▸ What to do: Work out how many lines in the data below contain "thumbs", and state that count with nothing added.

▸ Raw data:
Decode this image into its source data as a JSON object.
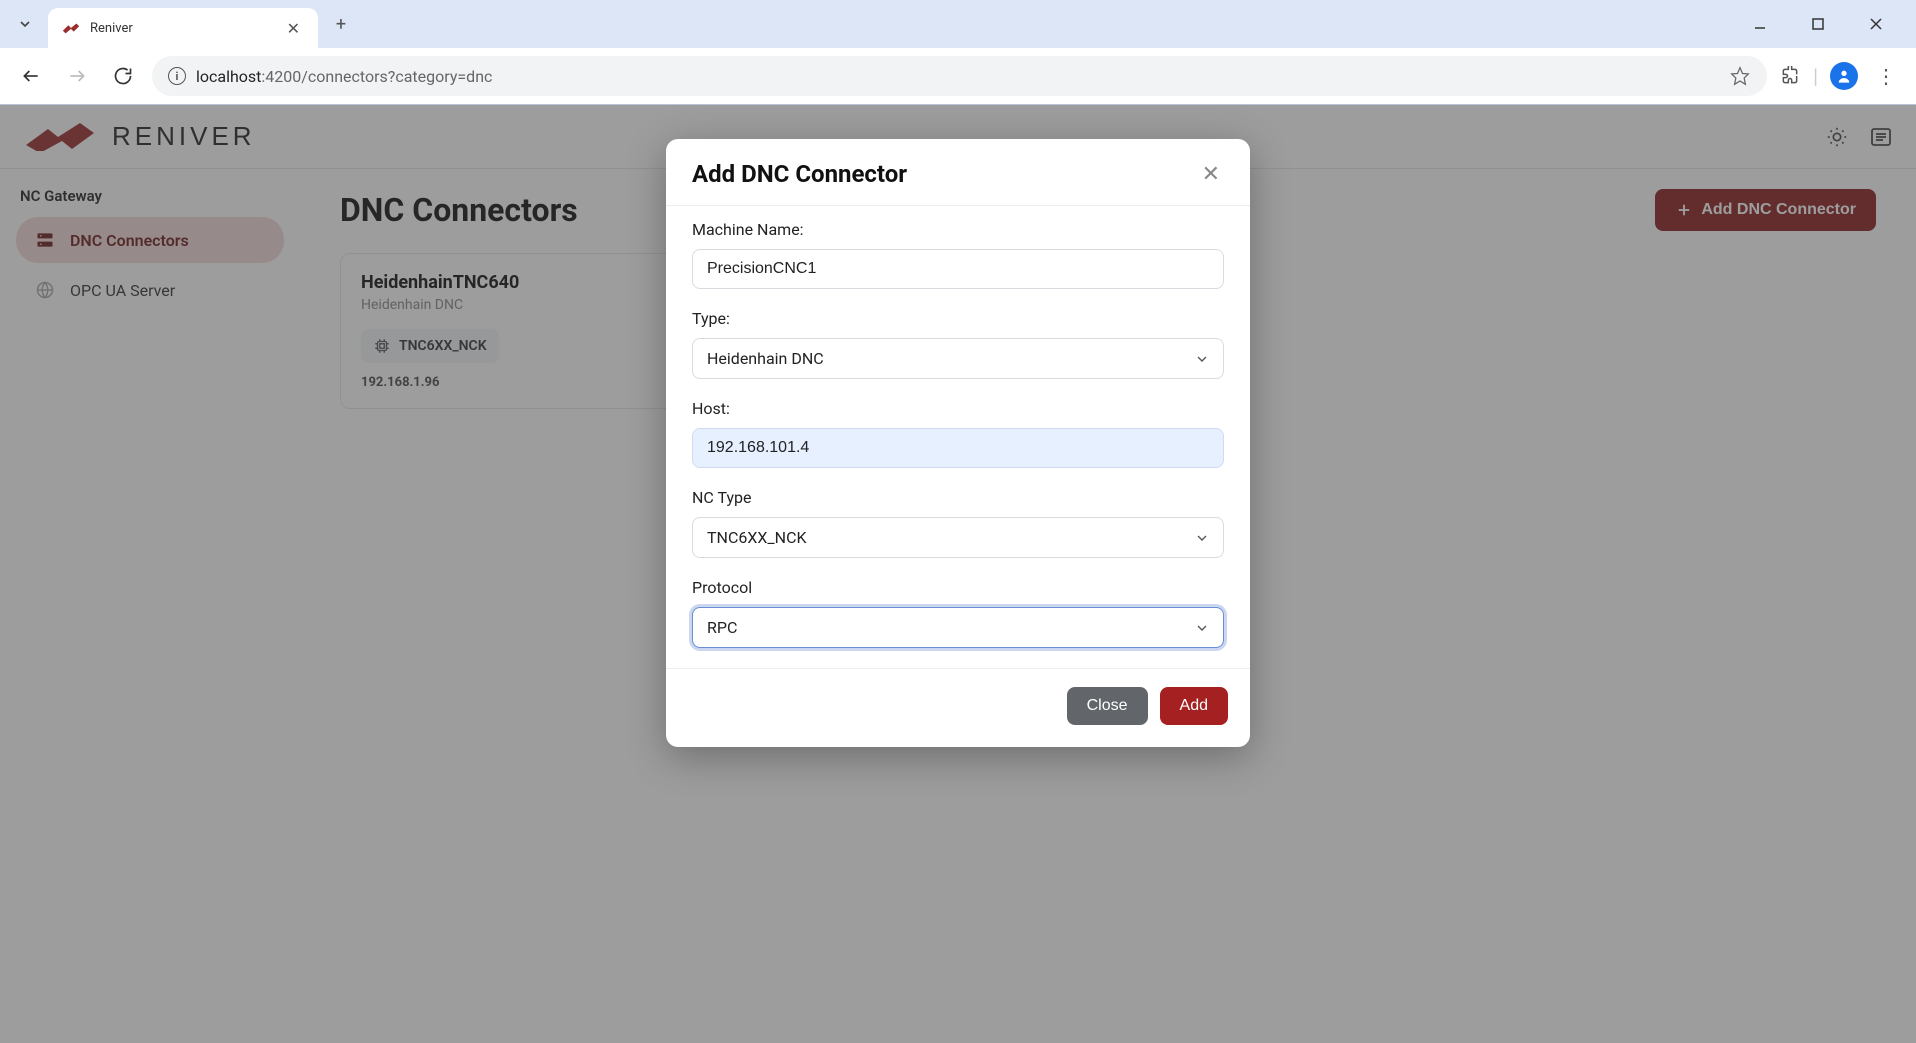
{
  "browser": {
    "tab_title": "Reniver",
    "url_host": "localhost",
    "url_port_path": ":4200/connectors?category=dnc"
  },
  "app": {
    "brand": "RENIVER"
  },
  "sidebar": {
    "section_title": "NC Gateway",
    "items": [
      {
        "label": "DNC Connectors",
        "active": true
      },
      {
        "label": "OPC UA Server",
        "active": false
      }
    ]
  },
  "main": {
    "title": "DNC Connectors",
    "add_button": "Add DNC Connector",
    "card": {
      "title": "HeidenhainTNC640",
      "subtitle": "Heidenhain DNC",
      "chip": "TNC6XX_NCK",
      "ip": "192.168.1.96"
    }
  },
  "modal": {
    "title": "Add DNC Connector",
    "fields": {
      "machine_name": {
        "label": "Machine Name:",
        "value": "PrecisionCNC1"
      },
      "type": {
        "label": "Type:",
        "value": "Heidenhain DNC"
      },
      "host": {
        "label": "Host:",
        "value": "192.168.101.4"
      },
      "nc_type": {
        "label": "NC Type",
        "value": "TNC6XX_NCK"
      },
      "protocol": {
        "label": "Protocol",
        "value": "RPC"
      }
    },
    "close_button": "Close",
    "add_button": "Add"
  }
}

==

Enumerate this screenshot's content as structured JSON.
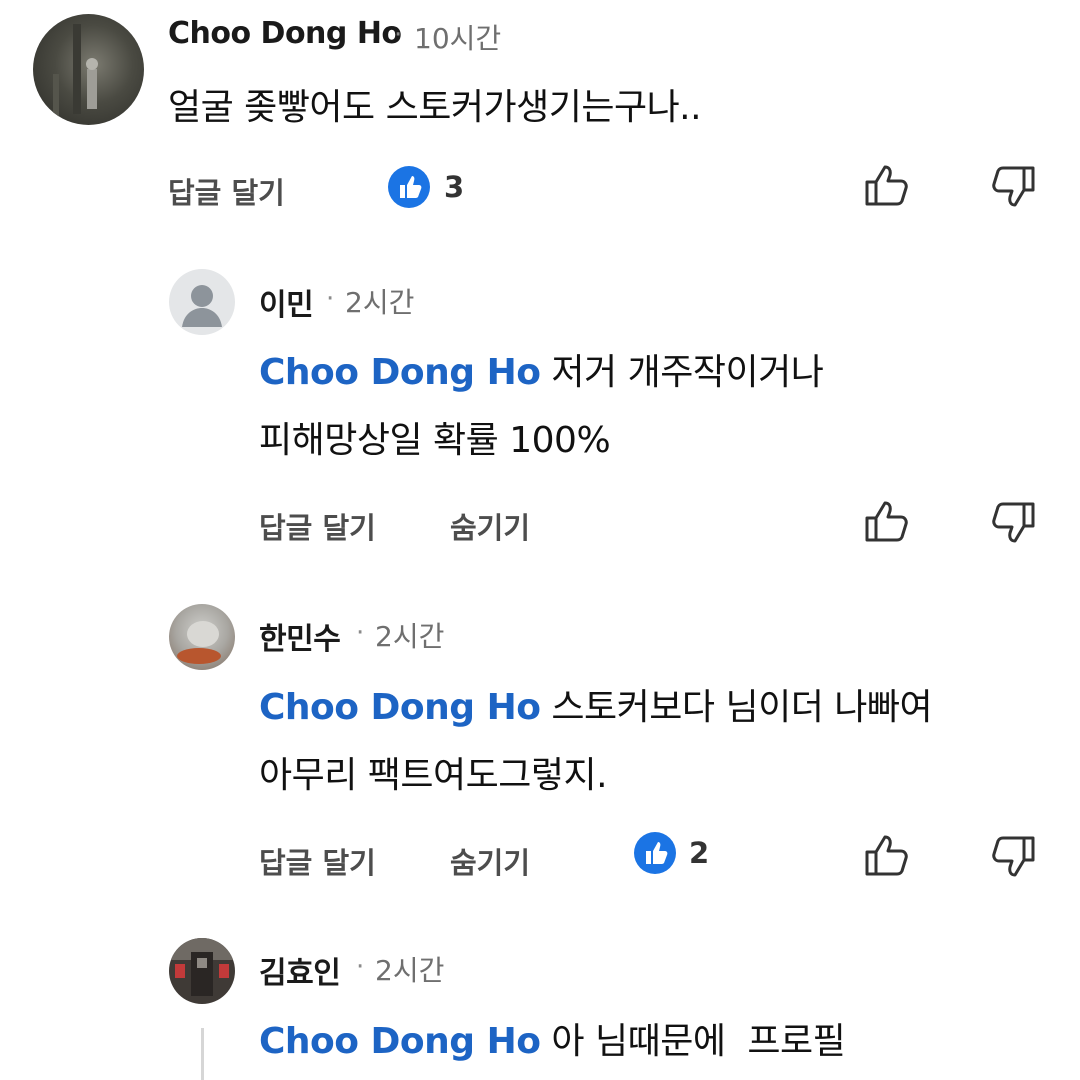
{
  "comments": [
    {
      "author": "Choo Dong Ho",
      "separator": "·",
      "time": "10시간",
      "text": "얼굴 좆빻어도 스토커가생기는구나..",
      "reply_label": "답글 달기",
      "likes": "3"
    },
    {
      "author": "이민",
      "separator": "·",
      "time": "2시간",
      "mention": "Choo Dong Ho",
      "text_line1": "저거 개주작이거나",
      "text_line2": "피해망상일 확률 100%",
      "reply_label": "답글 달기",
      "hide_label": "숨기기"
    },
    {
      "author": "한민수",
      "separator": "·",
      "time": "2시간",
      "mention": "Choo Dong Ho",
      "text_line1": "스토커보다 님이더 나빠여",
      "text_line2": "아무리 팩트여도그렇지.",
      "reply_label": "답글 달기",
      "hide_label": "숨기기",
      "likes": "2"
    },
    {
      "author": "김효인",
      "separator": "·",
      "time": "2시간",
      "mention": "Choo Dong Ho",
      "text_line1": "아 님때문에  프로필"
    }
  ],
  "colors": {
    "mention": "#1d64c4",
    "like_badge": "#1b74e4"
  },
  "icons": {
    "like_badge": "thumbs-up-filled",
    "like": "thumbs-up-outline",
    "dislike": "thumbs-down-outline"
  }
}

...

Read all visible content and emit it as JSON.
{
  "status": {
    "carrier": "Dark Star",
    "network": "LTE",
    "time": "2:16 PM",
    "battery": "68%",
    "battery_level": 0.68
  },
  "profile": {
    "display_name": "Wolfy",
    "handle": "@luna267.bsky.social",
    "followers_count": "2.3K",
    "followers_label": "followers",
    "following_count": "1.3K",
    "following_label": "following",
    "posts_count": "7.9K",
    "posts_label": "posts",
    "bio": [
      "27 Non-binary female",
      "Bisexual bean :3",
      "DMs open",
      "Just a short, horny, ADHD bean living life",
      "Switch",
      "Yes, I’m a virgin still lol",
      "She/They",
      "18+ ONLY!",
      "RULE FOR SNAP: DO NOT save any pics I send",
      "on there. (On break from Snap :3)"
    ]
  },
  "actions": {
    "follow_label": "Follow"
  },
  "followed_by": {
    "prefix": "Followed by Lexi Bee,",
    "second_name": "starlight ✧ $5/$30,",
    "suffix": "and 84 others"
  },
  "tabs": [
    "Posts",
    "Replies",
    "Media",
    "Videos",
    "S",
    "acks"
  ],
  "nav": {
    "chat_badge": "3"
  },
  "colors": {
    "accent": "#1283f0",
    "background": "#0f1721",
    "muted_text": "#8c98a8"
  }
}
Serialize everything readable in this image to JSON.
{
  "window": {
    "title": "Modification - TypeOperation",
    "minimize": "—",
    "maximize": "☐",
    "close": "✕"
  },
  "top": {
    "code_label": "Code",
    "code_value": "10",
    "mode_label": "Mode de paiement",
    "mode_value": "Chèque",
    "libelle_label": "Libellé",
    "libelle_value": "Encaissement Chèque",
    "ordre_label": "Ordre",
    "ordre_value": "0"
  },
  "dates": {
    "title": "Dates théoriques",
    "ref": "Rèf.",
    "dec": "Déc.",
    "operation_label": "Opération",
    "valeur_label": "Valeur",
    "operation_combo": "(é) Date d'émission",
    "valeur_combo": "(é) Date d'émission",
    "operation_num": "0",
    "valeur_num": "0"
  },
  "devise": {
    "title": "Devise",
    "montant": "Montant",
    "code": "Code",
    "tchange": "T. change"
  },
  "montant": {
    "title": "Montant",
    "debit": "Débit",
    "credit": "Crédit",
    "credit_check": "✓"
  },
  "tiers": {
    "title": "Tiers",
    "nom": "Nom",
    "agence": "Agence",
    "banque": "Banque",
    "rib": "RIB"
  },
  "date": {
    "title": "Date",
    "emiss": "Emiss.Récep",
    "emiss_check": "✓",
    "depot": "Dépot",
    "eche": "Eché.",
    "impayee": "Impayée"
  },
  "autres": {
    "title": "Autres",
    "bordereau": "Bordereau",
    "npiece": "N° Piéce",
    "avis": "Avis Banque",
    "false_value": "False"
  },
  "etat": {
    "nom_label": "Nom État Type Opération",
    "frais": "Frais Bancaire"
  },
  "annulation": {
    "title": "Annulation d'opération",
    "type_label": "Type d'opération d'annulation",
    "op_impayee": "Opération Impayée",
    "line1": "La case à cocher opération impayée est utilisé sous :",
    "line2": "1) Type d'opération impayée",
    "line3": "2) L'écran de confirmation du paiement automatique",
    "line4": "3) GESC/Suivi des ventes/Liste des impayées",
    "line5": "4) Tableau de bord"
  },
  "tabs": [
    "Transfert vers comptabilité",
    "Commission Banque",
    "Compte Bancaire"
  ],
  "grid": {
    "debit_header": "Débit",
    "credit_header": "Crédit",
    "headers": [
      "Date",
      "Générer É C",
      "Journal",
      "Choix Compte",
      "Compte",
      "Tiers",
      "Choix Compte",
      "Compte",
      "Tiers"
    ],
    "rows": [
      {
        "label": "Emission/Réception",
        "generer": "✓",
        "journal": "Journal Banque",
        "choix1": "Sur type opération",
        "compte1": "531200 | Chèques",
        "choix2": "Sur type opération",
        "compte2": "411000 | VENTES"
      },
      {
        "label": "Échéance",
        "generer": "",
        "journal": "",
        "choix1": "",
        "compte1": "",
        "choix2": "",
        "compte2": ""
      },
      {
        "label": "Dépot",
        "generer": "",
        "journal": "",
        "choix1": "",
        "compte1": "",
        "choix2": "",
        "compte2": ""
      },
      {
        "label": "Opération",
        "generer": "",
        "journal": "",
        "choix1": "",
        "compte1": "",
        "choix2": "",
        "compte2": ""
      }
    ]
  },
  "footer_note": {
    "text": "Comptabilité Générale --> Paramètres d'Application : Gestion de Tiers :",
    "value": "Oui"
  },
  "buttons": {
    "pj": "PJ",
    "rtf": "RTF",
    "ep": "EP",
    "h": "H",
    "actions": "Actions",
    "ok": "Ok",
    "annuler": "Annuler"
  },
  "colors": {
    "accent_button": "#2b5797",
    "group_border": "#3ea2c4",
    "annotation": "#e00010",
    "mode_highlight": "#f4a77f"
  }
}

▸ Answer box: 3